Culinary Arts Alum Returns to Speak to Students About Home Run Career

Jason Eksterowicz poses with Culinary Arts students. The students are holding New York Mets bobble head figures.
Jason Eksterowicz with current Culinary Arts students. Students were gifted with New York Mets bobblehead figures.

Jason Eksterowicz hit it out of the park when he embarked on his culinary career upon graduating from Capital Region BOCES and Schoharie High School in 2002. In a little more than a decade, he went from BOCES graduate to executive chef for the New York Mets major league baseball team, with stops at the Sagamore Resort and the famed MGM Grand in Las Vegas along the way.

Recently, Eksterowicz returned to the region to talk about his experiences with current Capital Region BOCES culinary students and share a recipe for a strawberry cheesecake dessert.

“One of the great things about Capital Region BOCES is it gives you a foundation. It provides you a foundation to really know what being a cook means,” he said, adding, “BOCES provides you the skills to not only conquer the kitchen but conquer the world.”

From the Schoharie CTE, to the major leagues

Eksterowicz oversees a staff of several hundred who are charged with preparing the culinary delicacies at Citi Field, the Mets’ home stadium, as well as several minor league stadiums that are part of the Met’s farm system.

“I never would have imagined when I was in high school that this is where I would be now,” he said during a break from speaking to students in Chef Paul Dolan’s classroom.
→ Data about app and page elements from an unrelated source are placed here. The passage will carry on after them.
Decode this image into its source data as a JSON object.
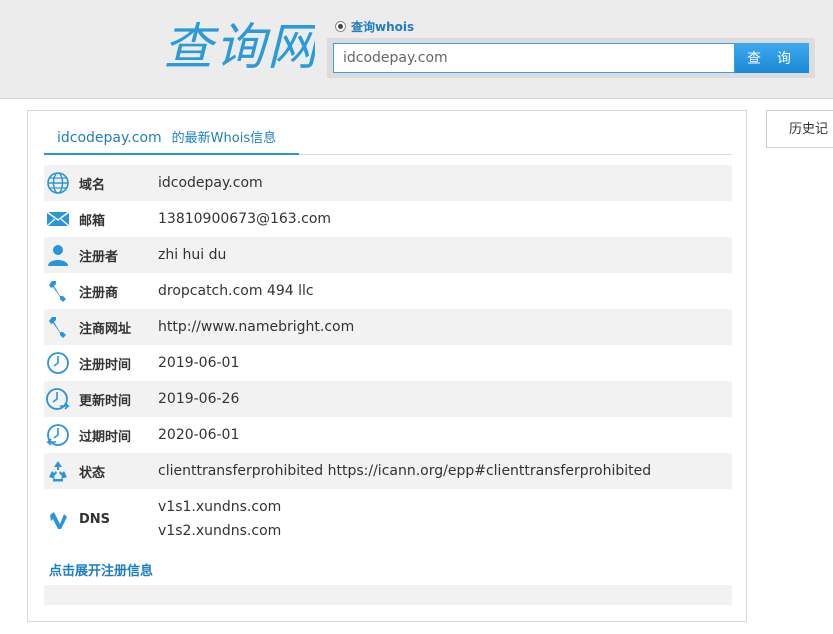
{
  "header": {
    "logo_text": "查询网",
    "radio_label": "查询whois",
    "search_value": "idcodepay.com",
    "search_button": "查 询"
  },
  "panel": {
    "domain": "idcodepay.com",
    "title_suffix": "的最新Whois信息",
    "rows": [
      {
        "icon": "globe-icon",
        "label": "域名",
        "value": "idcodepay.com"
      },
      {
        "icon": "mail-icon",
        "label": "邮箱",
        "value": "13810900673@163.com"
      },
      {
        "icon": "user-icon",
        "label": "注册者",
        "value": "zhi hui du"
      },
      {
        "icon": "wrench-icon",
        "label": "注册商",
        "value": "dropcatch.com 494 llc"
      },
      {
        "icon": "wrench-icon",
        "label": "注商网址",
        "value": "http://www.namebright.com"
      },
      {
        "icon": "clock-icon",
        "label": "注册时间",
        "value": "2019-06-01"
      },
      {
        "icon": "clock-refresh-icon",
        "label": "更新时间",
        "value": "2019-06-26"
      },
      {
        "icon": "clock-expire-icon",
        "label": "过期时间",
        "value": "2020-06-01"
      },
      {
        "icon": "recycle-icon",
        "label": "状态",
        "value": "clienttransferprohibited https://icann.org/epp#clienttransferprohibited"
      },
      {
        "icon": "dns-icon",
        "label": "DNS",
        "values": [
          "v1s1.xundns.com",
          "v1s2.xundns.com"
        ]
      }
    ],
    "expand_link": "点击展开注册信息"
  },
  "sidebar": {
    "history_tab": "历史记"
  },
  "colors": {
    "accent": "#1d7fbf",
    "button": "#2a95d8",
    "row_alt": "#f2f2f2"
  }
}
Eksterowicz was accompanied on his trip back to BOCES by his former teacher, retired BOCES educator and chef Nancy Iannacone.

“He is top of the line. He had perfect attendance throughout school from kindergarten on. He even came to school when he didn’t have to and he worked for me at a summer camp and never missed a day. At 16, he was able to manage a kitchen that fed 500 kids,” said Iannacone.

The Schoharie alum shed light on his recipes for success, which includes everything from ensuring the recipe for a chicken Caesar salad is the same for all 45,000 fans of a Mets game, to the proper margin on dishes to how to go from high school student to executive chef for a Major League Baseball team in less than two decades.

“You get what you put into your education. You have to work for it,” he said. “Nothing is handed to you.”

Students were inspired by Eksterowicz’s presentation, as someone who was once in their shoes, and white coats.

“It’s really interesting and it’s great to learn from someone who has really gone places in the culinary field,” said Jocelyn Soto, who attends the program from Bethlehem.

“It’s really great to hear from someone that high up in the industry, and to eat something he prepared,” added classmate Connor Vojnar from Guilderland.

Learn more about our programs

There are currently 118 students from nearly two-dozen school districts enrolled in the Capital Region BOCES program, which is offered at both the Albany and Schoharie campuses. Students in the two-year program learn the skills necessary to enter the workforce as a chef or pursue additional training in college. Graduates work in restaurants and resorts around the region and beyond, own their establishment and even prepare food for professional sporting events.

For more information on program offerings, such as Culinary Arts, check out our Career & Technical Education page.